Thomas, Luc1; Mujika, Iñigo2; Busso, Thierry1

Journal of Strength & Conditioning Research: September 2009 - Volume 23 - Issue 6 - pp 1729-1736
doi: 10.1519/JSC.0b013e3181b3dfa1
Original Research

Thomas, L, Mujika, I, and Busso, T. Computer simulations assessing the potential performance benefit of a final increase in training during pre-event taper. J Strenth Cond Res 23(6): 1729-1736, 2009-A nonlinear model of training responses was utilized to test whether a 2-phase taper could be more effective than a traditional linear taper. Simulations were conducted using model parameters previously determined in 6 nonathletes trained on a cycle ergometer (non-ATH) and 7 elite swimmers trained in sport-specific conditions (ATH). Linear and 2-phase tapers were compared after a 28-day overload period at 120% of normal training. The 2-phase taper was assumed to be identical to the optimal linear taper, except for the final 3 days during which the training load was varied to maximize the final performance. The optimal linear taper was characterized by a mean training reduction by 32 ± 6% during 35 ± 6 days in non-ATH and by 49 ± 18% during 33 ± 16 days in ATH. The last 3 days of the 2-phase taper were characterized by a significant increase in training load by 23 ± 18% in non-ATH and 29 ± 42% in ATH (p < 0.005). The optimal taper characteristics were not statistically different between non-ATH and ATH. The maximal performance reached with the 2-phase taper was higher by 0.04 ± 0.02% in non-ATH and 0.01 ± 0.01% in ATH than with the optimal linear taper (p < 0.001). Positive and negative influences of training on performance were estimated as indicators of adaptation and fatigue, respectively.
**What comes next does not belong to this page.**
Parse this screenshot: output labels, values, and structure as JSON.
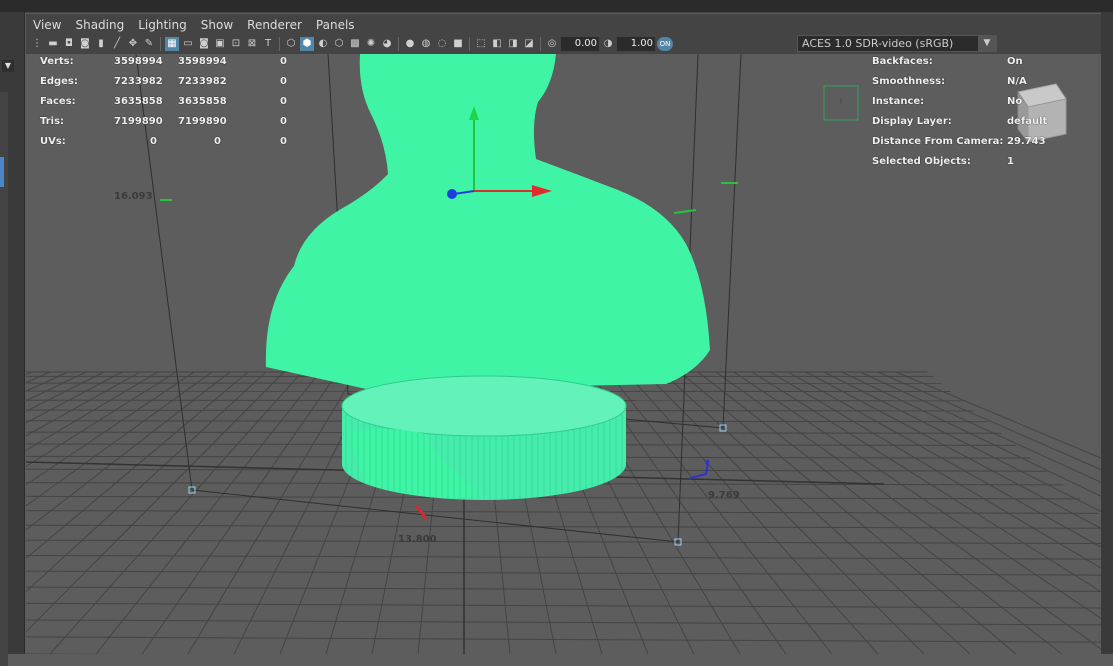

The negative influence was completely removed during both tapers, whereas the positive influence was slightly further enhanced during the 2-phase pattern. In conclusion, simulations showed that a 20 to 30% increase in training at the end of the taper, as compared to a prolonged reduction in training, allowed additional adaptations without compromising the removal of fatigue.

1Laboratory of Exercise Physiology, University of Saint-Etienne, France; and 2USP Araba Sport Clinic, Vitoria-Gasteiz, Basque Country, Spain

Address correspondence to Luc Thomas,

© 2009 National Strength and Conditioning Association